But the discussion always came back to the Mystic Seaport (the couple first met at the seaport where they both worked), his book, to boats, photographs and to the many people Peterson credits as inspiration.

He devotes two pages to the people who helped and inspired in his “Acknowledgements” section, including a tip of the hat to his wife: “My special appreciation is offered to the photographers of Mystic Seaport Museum, Mary Anne Stets and Claire White-Peterson They are both unsung heroes of this and I dare say many other Mystic Seaport publications.”

“David Roth was very much an inspiration,” said Peterson, who also did graduate work at the University of Rhode Island.

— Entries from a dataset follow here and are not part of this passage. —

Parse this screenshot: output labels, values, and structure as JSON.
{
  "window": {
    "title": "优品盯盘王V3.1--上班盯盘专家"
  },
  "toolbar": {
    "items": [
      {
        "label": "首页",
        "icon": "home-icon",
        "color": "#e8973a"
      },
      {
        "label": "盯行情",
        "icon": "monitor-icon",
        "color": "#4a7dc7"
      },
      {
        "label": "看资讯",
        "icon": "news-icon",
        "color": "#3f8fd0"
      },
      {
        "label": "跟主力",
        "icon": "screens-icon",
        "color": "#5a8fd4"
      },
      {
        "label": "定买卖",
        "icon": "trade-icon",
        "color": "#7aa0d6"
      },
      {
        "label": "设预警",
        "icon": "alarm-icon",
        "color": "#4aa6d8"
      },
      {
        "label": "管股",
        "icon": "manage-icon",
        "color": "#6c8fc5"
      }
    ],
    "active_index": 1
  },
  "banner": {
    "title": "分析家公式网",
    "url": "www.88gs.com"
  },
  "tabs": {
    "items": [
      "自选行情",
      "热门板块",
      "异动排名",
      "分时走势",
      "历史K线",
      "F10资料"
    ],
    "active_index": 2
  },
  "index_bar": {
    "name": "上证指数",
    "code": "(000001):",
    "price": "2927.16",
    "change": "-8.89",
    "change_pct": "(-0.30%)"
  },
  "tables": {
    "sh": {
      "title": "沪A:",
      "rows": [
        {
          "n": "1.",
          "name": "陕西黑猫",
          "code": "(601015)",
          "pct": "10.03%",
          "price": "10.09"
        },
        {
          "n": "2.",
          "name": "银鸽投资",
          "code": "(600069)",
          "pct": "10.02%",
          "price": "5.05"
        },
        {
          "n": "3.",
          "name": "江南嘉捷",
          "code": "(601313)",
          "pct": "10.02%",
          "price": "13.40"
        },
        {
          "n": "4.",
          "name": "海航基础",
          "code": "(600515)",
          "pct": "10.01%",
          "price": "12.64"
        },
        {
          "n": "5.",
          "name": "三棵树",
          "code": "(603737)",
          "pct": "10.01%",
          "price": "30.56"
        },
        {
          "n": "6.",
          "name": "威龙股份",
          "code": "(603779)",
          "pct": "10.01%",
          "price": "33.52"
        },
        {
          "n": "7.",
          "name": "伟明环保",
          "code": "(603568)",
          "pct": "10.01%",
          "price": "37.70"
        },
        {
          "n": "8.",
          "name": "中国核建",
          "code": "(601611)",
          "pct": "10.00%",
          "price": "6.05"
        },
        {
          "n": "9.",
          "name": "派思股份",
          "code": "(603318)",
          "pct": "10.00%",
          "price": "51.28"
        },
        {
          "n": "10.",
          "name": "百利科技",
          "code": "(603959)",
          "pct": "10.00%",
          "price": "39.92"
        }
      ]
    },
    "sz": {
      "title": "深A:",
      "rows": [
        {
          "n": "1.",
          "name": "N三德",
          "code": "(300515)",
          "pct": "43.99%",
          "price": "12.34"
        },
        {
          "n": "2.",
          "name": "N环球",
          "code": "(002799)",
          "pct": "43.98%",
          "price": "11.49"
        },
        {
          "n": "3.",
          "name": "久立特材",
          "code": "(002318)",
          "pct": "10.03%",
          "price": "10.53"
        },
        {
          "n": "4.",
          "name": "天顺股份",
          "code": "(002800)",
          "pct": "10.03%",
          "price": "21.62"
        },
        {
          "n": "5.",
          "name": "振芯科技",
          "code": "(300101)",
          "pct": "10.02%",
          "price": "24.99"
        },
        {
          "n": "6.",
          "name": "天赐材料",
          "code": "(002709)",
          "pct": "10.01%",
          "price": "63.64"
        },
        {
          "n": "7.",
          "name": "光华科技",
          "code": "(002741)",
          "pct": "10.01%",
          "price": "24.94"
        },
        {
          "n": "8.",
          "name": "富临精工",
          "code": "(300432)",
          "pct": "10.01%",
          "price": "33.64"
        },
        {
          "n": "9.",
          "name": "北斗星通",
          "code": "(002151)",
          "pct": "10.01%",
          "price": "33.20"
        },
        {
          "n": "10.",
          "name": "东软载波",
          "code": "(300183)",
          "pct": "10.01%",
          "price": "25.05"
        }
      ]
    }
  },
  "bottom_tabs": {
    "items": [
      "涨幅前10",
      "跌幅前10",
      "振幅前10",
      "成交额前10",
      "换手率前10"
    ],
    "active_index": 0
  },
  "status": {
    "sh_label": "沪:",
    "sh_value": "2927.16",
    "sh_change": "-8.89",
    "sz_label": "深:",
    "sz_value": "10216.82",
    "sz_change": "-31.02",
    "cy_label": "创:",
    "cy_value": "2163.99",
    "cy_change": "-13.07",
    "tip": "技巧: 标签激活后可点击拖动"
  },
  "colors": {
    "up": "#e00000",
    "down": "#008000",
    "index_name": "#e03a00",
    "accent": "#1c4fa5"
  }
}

Another inspiration, he said, was a man named Lou Pellegrino, who was in charge of the grounds and maintenance at the seaport when Peterson was a college student and worked there during the summers.

“He taught me about gardening,” Peterson said. “I worked my way through college working for him in the maintenance department.”

“The late Harold Cone was an inspiration too,” Peterson said, referring to the former New London County Historical Society president. “He was an old-school gentleman… a World War I veteran… I learned a lot from him.

“I spent a lot of time at the Westerly library, too. I read The Westerly Sun, the Narragansett Weekly and the Literary Echo.”

“I enjoyed the research,” he added. “That was the fun part. The writing was the hard part.”

“And Carl Cutler,” said Peterson, who was the Carl C. Cutler Chair of Maritime History and Material Culture at the seaport. “I actually met Carl once when he was visiting the seaport. He wrote a lot of important books and I was very happy to be named the Cutler chair.”

Peterson also praised his friend, editor Andrew German of Mystic. (“His knowledge of maritime history is second to none,” he said.)

“And of course, Jim Giblin,” he added. “Jim was really pushing to get me to reissue the book. He pushed the Noank stuff.”

Giblin is a former seaport museum employee who served on the board of trustees from 1984-2005.

Peterson devoted a chapter of his book to Noank’s shipbuilding history and pays tribute to Giblin and his generosity in a notation on the front of the book.

The book is dedicated to Peterson’s mother. “To Virginia F. Niebling, my mother,” she reads the dedication, “for her early patience and guidance from her.”

“She was a learned woman,” White-Peterson said. “She did the New York Times crossword puzzle in ink and she lived to be 102.”

“She taught in a one-room schoolhouse,” added Peterson.

Peterson also co-authored with Peter M. Coope “Historic Buildings at Mystic Seaport Museum” (which received an Award of Merit from the Connecticut League of Historical Organizations), contributed to “Boats: A Manual for Their Documentation,” which was published by the American Association for State and Local History, and to the highly acclaimed book “America and the Sea: A Maritime History,” published in 1998.

He was also the historical adviser and contributing writer for Connecticut Public Television and the Connecticut Humanities Councils collaborative documentary, “Connecticut and the Sea” (which received the Wilbur Cross Award in 1990), and has written about the Mystic ship carvers and the New London Jibboom Club, a 19th-century seamen’s fraternal organization.

He also served as curator of the Mystic River Historical Society, and has been the North Stonington Town Historian since 2013.

Although he hasn’t seen a copy of Peterson’s new book yet, Tobias Goodman, a retired Westerly physician who serves as president of the North Stonington Historical Society, called Peterson “a valued senior member of the society.”

“He is highly respected and his experience and advice is appreciated,” Goodman said one day last week as he spoke about the historical society and Peterson’s contributions.

“I’m just happy it’s out,” said Peterson.